# RECORDS SHOWN:

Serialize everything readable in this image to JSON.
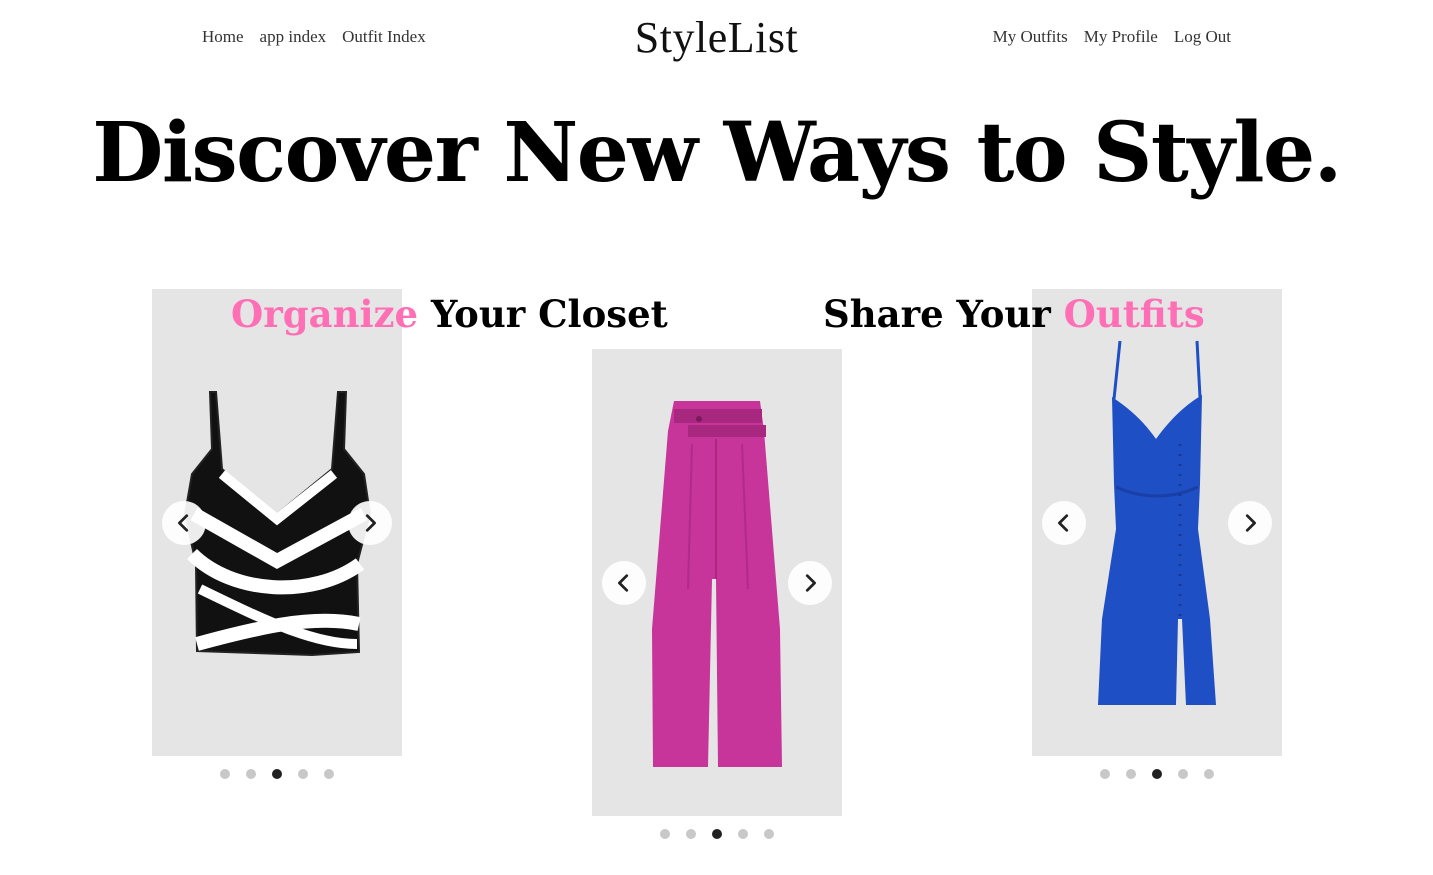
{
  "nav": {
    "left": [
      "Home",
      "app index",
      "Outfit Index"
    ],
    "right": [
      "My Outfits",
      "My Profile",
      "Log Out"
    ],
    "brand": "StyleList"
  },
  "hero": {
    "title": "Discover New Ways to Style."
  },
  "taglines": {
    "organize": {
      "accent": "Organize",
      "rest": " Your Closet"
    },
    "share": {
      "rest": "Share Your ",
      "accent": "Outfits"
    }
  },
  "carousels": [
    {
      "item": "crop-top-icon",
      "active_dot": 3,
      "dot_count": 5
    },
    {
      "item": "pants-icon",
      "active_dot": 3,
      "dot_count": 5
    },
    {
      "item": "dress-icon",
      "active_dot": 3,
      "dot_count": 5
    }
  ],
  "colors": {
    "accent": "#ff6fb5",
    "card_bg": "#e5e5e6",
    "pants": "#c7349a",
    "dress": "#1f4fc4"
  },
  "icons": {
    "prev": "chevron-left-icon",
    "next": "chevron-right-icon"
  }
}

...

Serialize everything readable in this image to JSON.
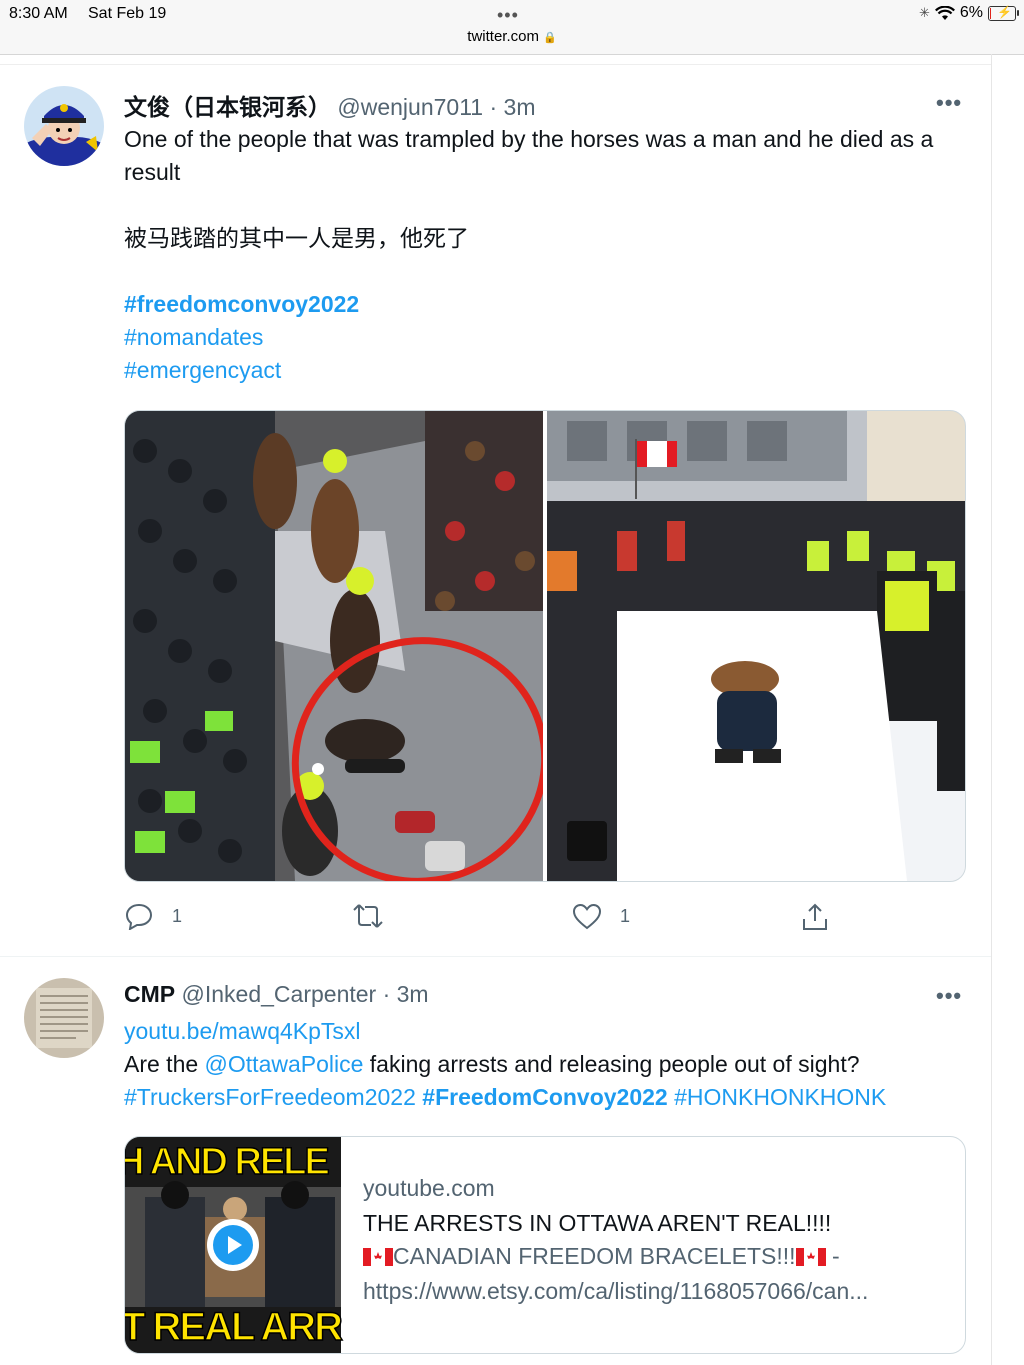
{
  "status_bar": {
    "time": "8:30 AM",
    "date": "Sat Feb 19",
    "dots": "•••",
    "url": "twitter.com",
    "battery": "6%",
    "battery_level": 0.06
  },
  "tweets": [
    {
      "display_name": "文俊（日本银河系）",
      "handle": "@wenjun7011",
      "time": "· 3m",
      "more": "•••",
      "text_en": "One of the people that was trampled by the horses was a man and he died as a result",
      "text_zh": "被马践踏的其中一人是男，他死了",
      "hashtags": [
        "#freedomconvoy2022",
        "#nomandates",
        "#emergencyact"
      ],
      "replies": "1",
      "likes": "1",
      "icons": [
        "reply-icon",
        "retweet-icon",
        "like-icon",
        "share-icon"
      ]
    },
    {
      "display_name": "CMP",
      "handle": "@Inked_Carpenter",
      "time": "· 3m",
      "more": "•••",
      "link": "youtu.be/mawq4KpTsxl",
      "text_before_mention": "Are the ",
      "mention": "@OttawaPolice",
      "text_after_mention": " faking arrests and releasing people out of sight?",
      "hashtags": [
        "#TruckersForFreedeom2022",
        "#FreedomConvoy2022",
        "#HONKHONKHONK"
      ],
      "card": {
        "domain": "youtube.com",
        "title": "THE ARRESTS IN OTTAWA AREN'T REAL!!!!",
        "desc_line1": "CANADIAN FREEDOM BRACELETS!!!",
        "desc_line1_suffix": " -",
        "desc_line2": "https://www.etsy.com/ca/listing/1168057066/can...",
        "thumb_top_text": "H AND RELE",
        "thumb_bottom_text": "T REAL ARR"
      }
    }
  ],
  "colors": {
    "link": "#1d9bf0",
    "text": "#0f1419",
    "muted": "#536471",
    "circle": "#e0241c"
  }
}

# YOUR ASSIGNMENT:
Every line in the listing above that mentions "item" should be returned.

# PROBLEM SOLUTION:
      "item": "crop-top-icon",
      "item": "pants-icon",
      "item": "dress-icon",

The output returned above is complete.